During the summer; reading Orwells selected essays, I was intrigued by his unique language and metaphors which were almost always original. This use of imagery created an environment in which I could picture myself standing in his shoes, either at age 7 in private school, or standing atop a hill holding a rifle; looking down on the dying elephant. Orwell used imagery in such a way, that he would vividly depict what was most important, and suggest the surroundings in such a way that your mind would fill in the rest. Orwell’s strong opinion was carried within his writing in sometimes subtle and sometimes eminent ways. Through his writing, Orwell illuminated how he thought critically of those around him. He would use descriptions of a person’s looks to produce the personality that they carried.
Doing the drjs, however monotonous at times, helped me build the skills to not only read but analyze what I was reading in different ways. One of the ways was by taking a closer look at the tone the writer was trying to convey. Orwell normally framed his writing in such a way that you could decipher the tone without too much difficulty. This being said, I still need to greatly improve this skill of analysis as it still takes great concentration, and my assertions are not always on the right track. I had more trouble finding and deciphering sound effects and diction.
Through the feedback I have received on my drjs I have been able to better understand the criteria for each way of writing. When first learning about structure, I first thought of it as the way in which paragraphs were formatted, and how many lines were in a stanza, and so on. After receiving the comments on my drjs, I have realized that it is more so about time and order, and the structure in which the author formed their writing. I have learned that tone is not so much what the writing reads, but what the author intended from their writing.
Geoffrey Wheatcroft writes about Orwell as a friend. Wheatcroft discusses both Orwell’s strengths as well as his weaknesses, and he describes how Orwell was able to gain fame in the days near and after death. Orwell is depicted as a timeless gem of literature, and Wheatcroft seems to portray how Orwell’s mystical and clever image was not sullied, despite his radical ideals and theologies. The essay starts by creating a setting where a friend would visit another friend’s grave, and he goes on to build Orwell up by calling him a “secular martyrdom” (Wheatcroft pp. 1) and calling his aura “heroic.” Wheatcroft mentioned the unique language which Orwell uses in his writing and more particularly 1984. By the fourth paragraph, Wheatcroft starts a shift from building Orwell to describing his elusiveness as a person as well as a writer. He goes further to say that Orwell was not a great novelist or journalist, instead his fame and skill are best placed in his postcards, politics, and language; only then “he enters the realm of deathless literature.” (Wheatcroft pp. 2) Wheatcroft discusses the importance of Orwell not falling into one select group of politics, and instead placing himself in the cracks between different ideologies despite his labels. His politics cannot be placed into any 1 group as they change from place to place. These points that Wheatcroft highlights in his essay, I have not thought of in the same way. It also allowed me to better understand Orwell’s personality, as well as his reasons for writing. Wheatcroft writes of Orwell in a personable way, but also creates this facade for Orwell as a mysterious and elusive person simultaneously.

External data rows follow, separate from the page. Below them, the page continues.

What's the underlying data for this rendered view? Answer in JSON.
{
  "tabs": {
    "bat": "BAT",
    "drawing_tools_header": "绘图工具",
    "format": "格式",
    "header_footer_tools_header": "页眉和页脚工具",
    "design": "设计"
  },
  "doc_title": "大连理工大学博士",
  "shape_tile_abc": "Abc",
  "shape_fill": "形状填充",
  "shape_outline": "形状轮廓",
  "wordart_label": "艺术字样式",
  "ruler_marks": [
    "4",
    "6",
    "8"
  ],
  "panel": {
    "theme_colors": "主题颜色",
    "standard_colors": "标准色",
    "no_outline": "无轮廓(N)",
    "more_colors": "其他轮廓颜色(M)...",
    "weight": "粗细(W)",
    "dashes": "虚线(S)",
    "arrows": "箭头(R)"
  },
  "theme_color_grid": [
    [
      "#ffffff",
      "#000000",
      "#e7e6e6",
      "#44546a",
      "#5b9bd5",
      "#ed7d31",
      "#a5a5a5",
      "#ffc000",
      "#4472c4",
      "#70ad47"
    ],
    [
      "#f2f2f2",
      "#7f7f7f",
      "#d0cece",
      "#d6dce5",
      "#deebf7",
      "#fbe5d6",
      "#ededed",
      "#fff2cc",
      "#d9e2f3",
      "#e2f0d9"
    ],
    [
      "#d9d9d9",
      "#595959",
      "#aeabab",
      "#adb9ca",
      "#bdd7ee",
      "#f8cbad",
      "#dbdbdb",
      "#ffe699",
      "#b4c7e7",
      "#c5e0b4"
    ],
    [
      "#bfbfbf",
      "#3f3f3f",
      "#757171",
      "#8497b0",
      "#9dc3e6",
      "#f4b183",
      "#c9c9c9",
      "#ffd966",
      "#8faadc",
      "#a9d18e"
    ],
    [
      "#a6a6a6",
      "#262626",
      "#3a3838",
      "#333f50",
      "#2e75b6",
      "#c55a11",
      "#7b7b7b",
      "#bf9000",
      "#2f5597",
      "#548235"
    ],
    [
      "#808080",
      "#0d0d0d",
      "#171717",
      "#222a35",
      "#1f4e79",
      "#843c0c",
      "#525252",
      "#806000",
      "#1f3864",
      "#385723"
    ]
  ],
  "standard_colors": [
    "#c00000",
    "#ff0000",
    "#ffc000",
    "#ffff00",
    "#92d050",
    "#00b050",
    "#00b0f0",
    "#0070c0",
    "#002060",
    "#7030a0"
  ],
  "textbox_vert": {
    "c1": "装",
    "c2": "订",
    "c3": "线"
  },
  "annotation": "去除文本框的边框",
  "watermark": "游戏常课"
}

One thought on “Orwell PR”
Great job on your personal response towards George Orwell’s essays. I really liked how you elaborated on how Orwell made you feel personally whilst reading with his large use of imagery. I wonder however, how the feedback emotionally affected you as a reader, though, whether there was some kind of advice for the future that wasn’t necessarily about the style of writing but possibly including controversial questions that had appeared through his linguistic choices.